**DESCRIPTION OF THE TASK:** Return every line from the listing where the word "avez" occurs.
=== Begin Enclosure ===
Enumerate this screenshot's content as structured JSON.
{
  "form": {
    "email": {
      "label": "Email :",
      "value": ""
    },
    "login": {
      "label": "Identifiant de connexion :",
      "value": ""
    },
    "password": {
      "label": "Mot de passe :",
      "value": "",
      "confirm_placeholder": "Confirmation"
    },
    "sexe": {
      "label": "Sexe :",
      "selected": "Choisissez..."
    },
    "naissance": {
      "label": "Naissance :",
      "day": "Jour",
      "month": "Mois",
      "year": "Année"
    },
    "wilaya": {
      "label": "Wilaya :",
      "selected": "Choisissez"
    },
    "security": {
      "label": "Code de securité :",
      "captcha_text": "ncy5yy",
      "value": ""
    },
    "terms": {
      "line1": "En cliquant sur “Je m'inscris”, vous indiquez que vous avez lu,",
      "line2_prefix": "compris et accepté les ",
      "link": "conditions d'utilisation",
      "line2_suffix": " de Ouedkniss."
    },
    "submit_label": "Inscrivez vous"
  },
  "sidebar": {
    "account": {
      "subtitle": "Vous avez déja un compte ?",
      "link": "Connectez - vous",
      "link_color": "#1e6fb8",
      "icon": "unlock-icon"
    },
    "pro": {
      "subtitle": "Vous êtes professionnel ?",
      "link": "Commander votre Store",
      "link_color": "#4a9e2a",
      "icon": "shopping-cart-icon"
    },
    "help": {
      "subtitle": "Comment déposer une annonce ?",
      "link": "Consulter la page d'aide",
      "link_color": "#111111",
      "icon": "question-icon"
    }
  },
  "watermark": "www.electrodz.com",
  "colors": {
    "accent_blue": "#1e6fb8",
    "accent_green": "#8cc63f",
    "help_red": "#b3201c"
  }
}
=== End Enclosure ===
**ANSWER BOX:**
      "line1": "En cliquant sur “Je m'inscris”, vous indiquez que vous avez lu,",
      "subtitle": "Vous avez déja un compte ?",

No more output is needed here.